### Task to carry out
Leave out the images; return the rest of the data exactly.
╭─ Data excerpts
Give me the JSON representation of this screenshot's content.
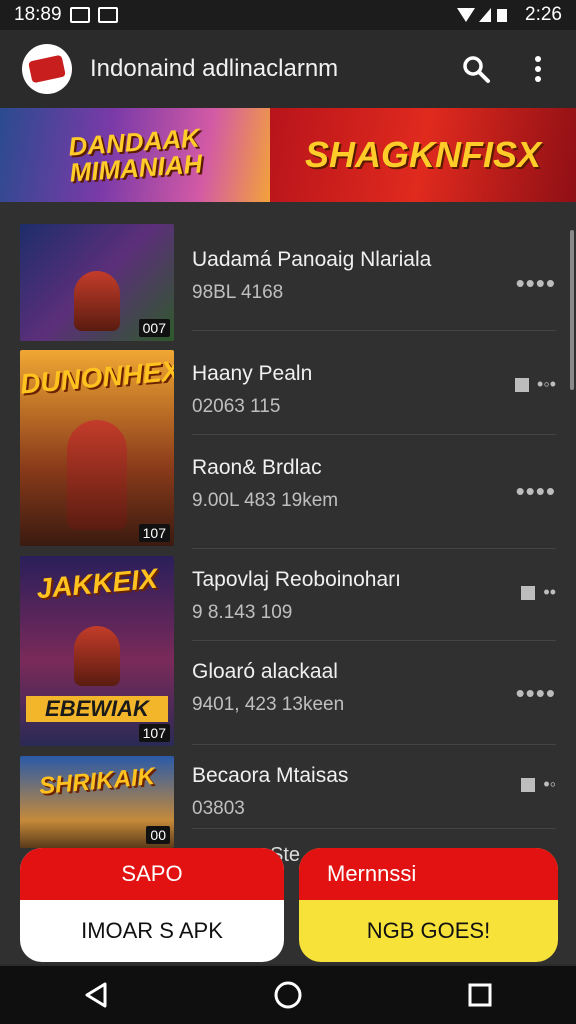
{
  "status_bar": {
    "time_left": "18:89",
    "time_right": "2:26"
  },
  "app_bar": {
    "title": "Indonaind adlinaclarnm",
    "icons": [
      "app-logo",
      "search-icon",
      "more-vert-icon"
    ]
  },
  "banner": {
    "left_text": "DANDAAK MIMANIAH",
    "right_text": "SHAGKNFISX"
  },
  "list": {
    "thumbnails": [
      {
        "tag": "007",
        "title": ""
      },
      {
        "tag": "107",
        "title": "DUNONHEX"
      },
      {
        "tag": "107",
        "title": "JAKKEIX",
        "subtitle": "EBEWIAK"
      },
      {
        "tag": "00",
        "title": "SHRIKAIK"
      }
    ],
    "items": [
      {
        "title": "Uadamá Panoaig Nlariala",
        "subtitle": "98BL 4168"
      },
      {
        "title": "Haany Pealn",
        "subtitle": "02063 115"
      },
      {
        "title": "Raon& Brdlac",
        "subtitle": "9.00L 483 19kem"
      },
      {
        "title": "Tapovlaj Reoboinoharı",
        "subtitle": "9 8.143 109"
      },
      {
        "title": "Gloaró alackaal",
        "subtitle": "9401, 423 13keen"
      },
      {
        "title": "Becaora Mtaisas",
        "subtitle": "03803"
      }
    ],
    "peek_text": "Ste"
  },
  "buttons": {
    "left": {
      "top_label": "SAPO",
      "bottom_label": "IMOAR S APK"
    },
    "right": {
      "top_label": "Mernnssi",
      "bottom_label": "NGB GOES!"
    }
  },
  "nav_bar": {
    "icons": [
      "back-icon",
      "home-icon",
      "recents-icon"
    ]
  },
  "colors": {
    "accent_red": "#e31212",
    "accent_yellow": "#f7e23a",
    "background": "#2b2b2b"
  }
}
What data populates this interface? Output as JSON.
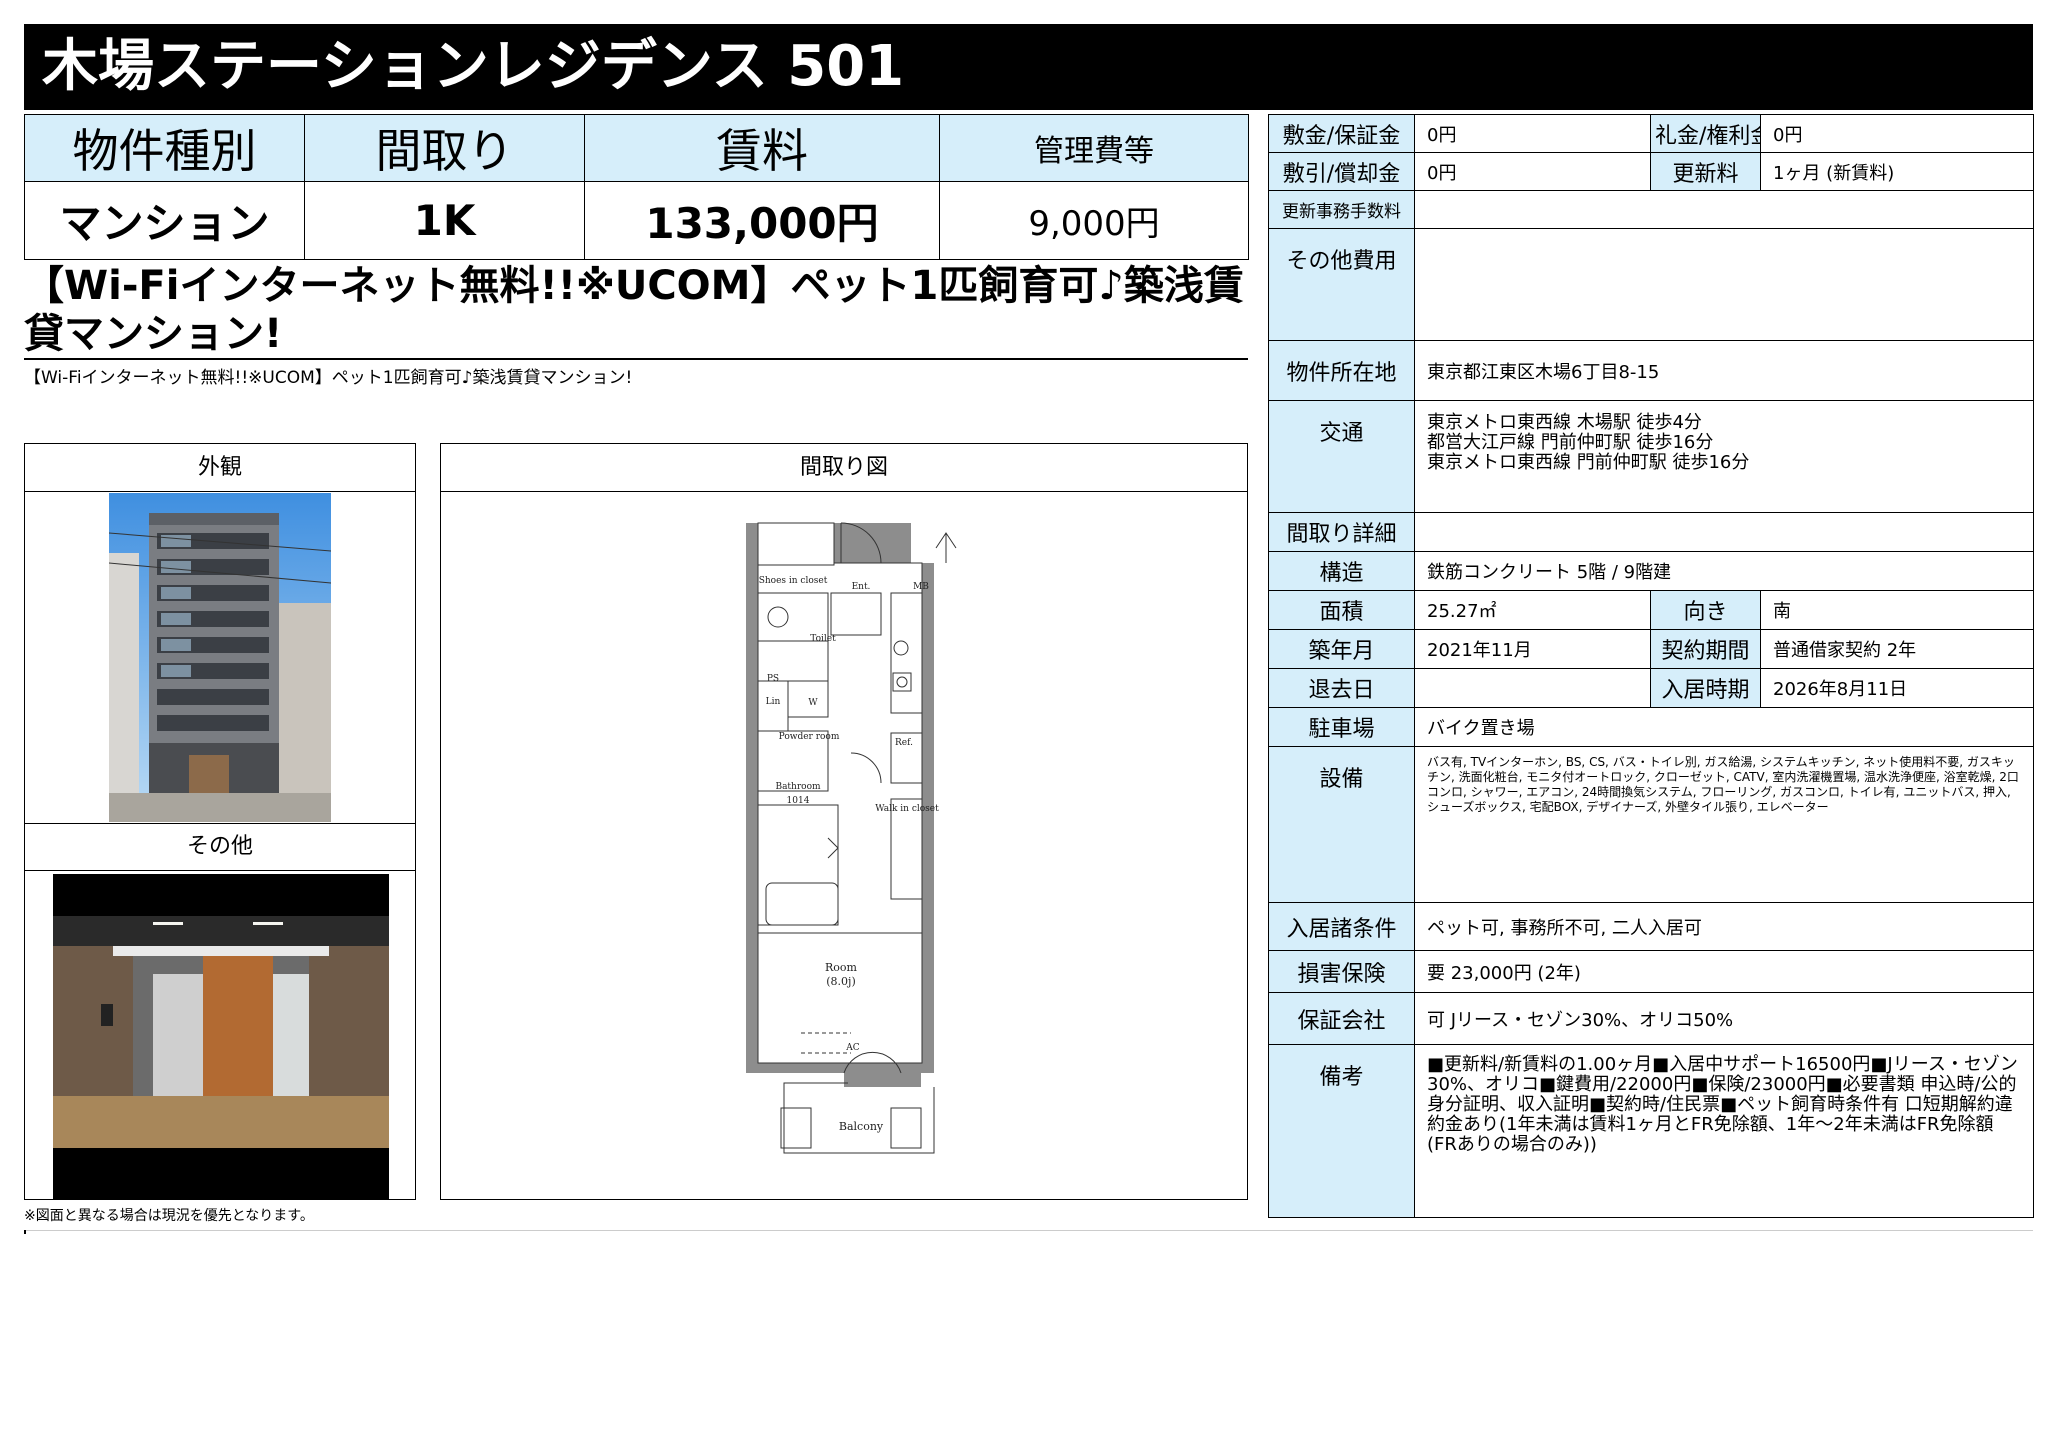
{
  "title": "木場ステーションレジデンス 501",
  "summary": {
    "headers": [
      "物件種別",
      "間取り",
      "賃料",
      "管理費等"
    ],
    "values": [
      "マンション",
      "1K",
      "133,000円",
      "9,000円"
    ]
  },
  "catch_copy": "【Wi-Fiインターネット無料!!※UCOM】ペット1匹飼育可♪築浅賃貸マンション!",
  "sub_copy": "【Wi-Fiインターネット無料!!※UCOM】ペット1匹飼育可♪築浅賃貸マンション!",
  "photos": {
    "exterior_label": "外観",
    "other_label": "その他",
    "floorplan_label": "間取り図"
  },
  "floorplan": {
    "shoes": "Shoes in closet",
    "ent": "Ent.",
    "mb": "MB",
    "toilet": "Toilet",
    "ps": "PS",
    "lin": "Lin",
    "w": "W",
    "powder": "Powder room",
    "ref": "Ref.",
    "bath": "Bathroom",
    "bath_size": "1014",
    "walk": "Walk in closet",
    "room": "Room",
    "room_size": "(8.0j)",
    "ac": "AC",
    "balcony": "Balcony"
  },
  "note": "※図面と異なる場合は現況を優先となります。",
  "details": {
    "deposit_label": "敷金/保証金",
    "deposit": "0円",
    "key_label": "礼金/権利金",
    "key": "0円",
    "amort_label": "敷引/償却金",
    "amort": "0円",
    "renewal_label": "更新料",
    "renewal": "1ヶ月 (新賃料)",
    "renewal_fee_label": "更新事務手数料",
    "renewal_fee": "",
    "other_cost_label": "その他費用",
    "other_cost": "",
    "address_label": "物件所在地",
    "address": "東京都江東区木場6丁目8-15",
    "access_label": "交通",
    "access": [
      "東京メトロ東西線 木場駅 徒歩4分",
      "都営大江戸線 門前仲町駅 徒歩16分",
      "東京メトロ東西線 門前仲町駅 徒歩16分"
    ],
    "layout_detail_label": "間取り詳細",
    "layout_detail": "",
    "structure_label": "構造",
    "structure": "鉄筋コンクリート 5階 / 9階建",
    "area_label": "面積",
    "area": "25.27㎡",
    "direction_label": "向き",
    "direction": "南",
    "built_label": "築年月",
    "built": "2021年11月",
    "contract_label": "契約期間",
    "contract": "普通借家契約 2年",
    "move_out_label": "退去日",
    "move_out": "",
    "move_in_label": "入居時期",
    "move_in": "2026年8月11日",
    "parking_label": "駐車場",
    "parking": "バイク置き場",
    "equipment_label": "設備",
    "equipment": "バス有, TVインターホン, BS, CS, バス・トイレ別, ガス給湯, システムキッチン, ネット使用料不要, ガスキッチン, 洗面化粧台, モニタ付オートロック, クローゼット, CATV, 室内洗濯機置場, 温水洗浄便座, 浴室乾燥, 2口コンロ, シャワー, エアコン, 24時間換気システム, フローリング, ガスコンロ, トイレ有, ユニットバス, 押入, シューズボックス, 宅配BOX, デザイナーズ, 外壁タイル張り, エレベーター",
    "conditions_label": "入居諸条件",
    "conditions": "ペット可, 事務所不可, 二人入居可",
    "insurance_label": "損害保険",
    "insurance": "要 23,000円 (2年)",
    "guarantor_label": "保証会社",
    "guarantor": "可 Jリース・セゾン30%、オリコ50%",
    "remarks_label": "備考",
    "remarks": "■更新料/新賃料の1.00ヶ月■入居中サポート16500円■Jリース・セゾン30%、オリコ■鍵費用/22000円■保険/23000円■必要書類 申込時/公的身分証明、収入証明■契約時/住民票■ペット飼育時条件有 口短期解約違約金あり(1年未満は賃料1ヶ月とFR免除額、1年〜2年未満はFR免除額(FRありの場合のみ))"
  }
}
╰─
### Exercise response
Give me the JSON representation of this screenshot's content.
{
  "status_bar": {
    "time_left": "18:89",
    "time_right": "2:26"
  },
  "app_bar": {
    "title": "Indonaind adlinaclarnm",
    "icons": [
      "app-logo",
      "search-icon",
      "more-vert-icon"
    ]
  },
  "banner": {
    "left_text": "DANDAAK MIMANIAH",
    "right_text": "SHAGKNFISX"
  },
  "list": {
    "thumbnails": [
      {
        "tag": "007",
        "title": ""
      },
      {
        "tag": "107",
        "title": "DUNONHEX"
      },
      {
        "tag": "107",
        "title": "JAKKEIX",
        "subtitle": "EBEWIAK"
      },
      {
        "tag": "00",
        "title": "SHRIKAIK"
      }
    ],
    "items": [
      {
        "title": "Uadamá Panoaig Nlariala",
        "subtitle": "98BL 4168"
      },
      {
        "title": "Haany Pealn",
        "subtitle": "02063 115"
      },
      {
        "title": "Raon& Brdlac",
        "subtitle": "9.00L 483 19kem"
      },
      {
        "title": "Tapovlaj Reoboinoharı",
        "subtitle": "9 8.143 109"
      },
      {
        "title": "Gloaró alackaal",
        "subtitle": "9401, 423 13keen"
      },
      {
        "title": "Becaora Mtaisas",
        "subtitle": "03803"
      }
    ],
    "peek_text": "Ste"
  },
  "buttons": {
    "left": {
      "top_label": "SAPO",
      "bottom_label": "IMOAR S APK"
    },
    "right": {
      "top_label": "Mernnssi",
      "bottom_label": "NGB GOES!"
    }
  },
  "nav_bar": {
    "icons": [
      "back-icon",
      "home-icon",
      "recents-icon"
    ]
  },
  "colors": {
    "accent_red": "#e31212",
    "accent_yellow": "#f7e23a",
    "background": "#2b2b2b"
  }
}
What data populates this interface? Output as JSON.
{
  "title": "木場ステーションレジデンス 501",
  "summary": {
    "headers": [
      "物件種別",
      "間取り",
      "賃料",
      "管理費等"
    ],
    "values": [
      "マンション",
      "1K",
      "133,000円",
      "9,000円"
    ]
  },
  "catch_copy": "【Wi-Fiインターネット無料!!※UCOM】ペット1匹飼育可♪築浅賃貸マンション!",
  "sub_copy": "【Wi-Fiインターネット無料!!※UCOM】ペット1匹飼育可♪築浅賃貸マンション!",
  "photos": {
    "exterior_label": "外観",
    "other_label": "その他",
    "floorplan_label": "間取り図"
  },
  "floorplan": {
    "shoes": "Shoes in closet",
    "ent": "Ent.",
    "mb": "MB",
    "toilet": "Toilet",
    "ps": "PS",
    "lin": "Lin",
    "w": "W",
    "powder": "Powder room",
    "ref": "Ref.",
    "bath": "Bathroom",
    "bath_size": "1014",
    "walk": "Walk in closet",
    "room": "Room",
    "room_size": "(8.0j)",
    "ac": "AC",
    "balcony": "Balcony"
  },
  "note": "※図面と異なる場合は現況を優先となります。",
  "details": {
    "deposit_label": "敷金/保証金",
    "deposit": "0円",
    "key_label": "礼金/権利金",
    "key": "0円",
    "amort_label": "敷引/償却金",
    "amort": "0円",
    "renewal_label": "更新料",
    "renewal": "1ヶ月 (新賃料)",
    "renewal_fee_label": "更新事務手数料",
    "renewal_fee": "",
    "other_cost_label": "その他費用",
    "other_cost": "",
    "address_label": "物件所在地",
    "address": "東京都江東区木場6丁目8-15",
    "access_label": "交通",
    "access": [
      "東京メトロ東西線 木場駅 徒歩4分",
      "都営大江戸線 門前仲町駅 徒歩16分",
      "東京メトロ東西線 門前仲町駅 徒歩16分"
    ],
    "layout_detail_label": "間取り詳細",
    "layout_detail": "",
    "structure_label": "構造",
    "structure": "鉄筋コンクリート 5階 / 9階建",
    "area_label": "面積",
    "area": "25.27㎡",
    "direction_label": "向き",
    "direction": "南",
    "built_label": "築年月",
    "built": "2021年11月",
    "contract_label": "契約期間",
    "contract": "普通借家契約 2年",
    "move_out_label": "退去日",
    "move_out": "",
    "move_in_label": "入居時期",
    "move_in": "2026年8月11日",
    "parking_label": "駐車場",
    "parking": "バイク置き場",
    "equipment_label": "設備",
    "equipment": "バス有, TVインターホン, BS, CS, バス・トイレ別, ガス給湯, システムキッチン, ネット使用料不要, ガスキッチン, 洗面化粧台, モニタ付オートロック, クローゼット, CATV, 室内洗濯機置場, 温水洗浄便座, 浴室乾燥, 2口コンロ, シャワー, エアコン, 24時間換気システム, フローリング, ガスコンロ, トイレ有, ユニットバス, 押入, シューズボックス, 宅配BOX, デザイナーズ, 外壁タイル張り, エレベーター",
    "conditions_label": "入居諸条件",
    "conditions": "ペット可, 事務所不可, 二人入居可",
    "insurance_label": "損害保険",
    "insurance": "要 23,000円 (2年)",
    "guarantor_label": "保証会社",
    "guarantor": "可 Jリース・セゾン30%、オリコ50%",
    "remarks_label": "備考",
    "remarks": "■更新料/新賃料の1.00ヶ月■入居中サポート16500円■Jリース・セゾン30%、オリコ■鍵費用/22000円■保険/23000円■必要書類 申込時/公的身分証明、収入証明■契約時/住民票■ペット飼育時条件有 口短期解約違約金あり(1年未満は賃料1ヶ月とFR免除額、1年〜2年未満はFR免除額(FRありの場合のみ))"
  }
}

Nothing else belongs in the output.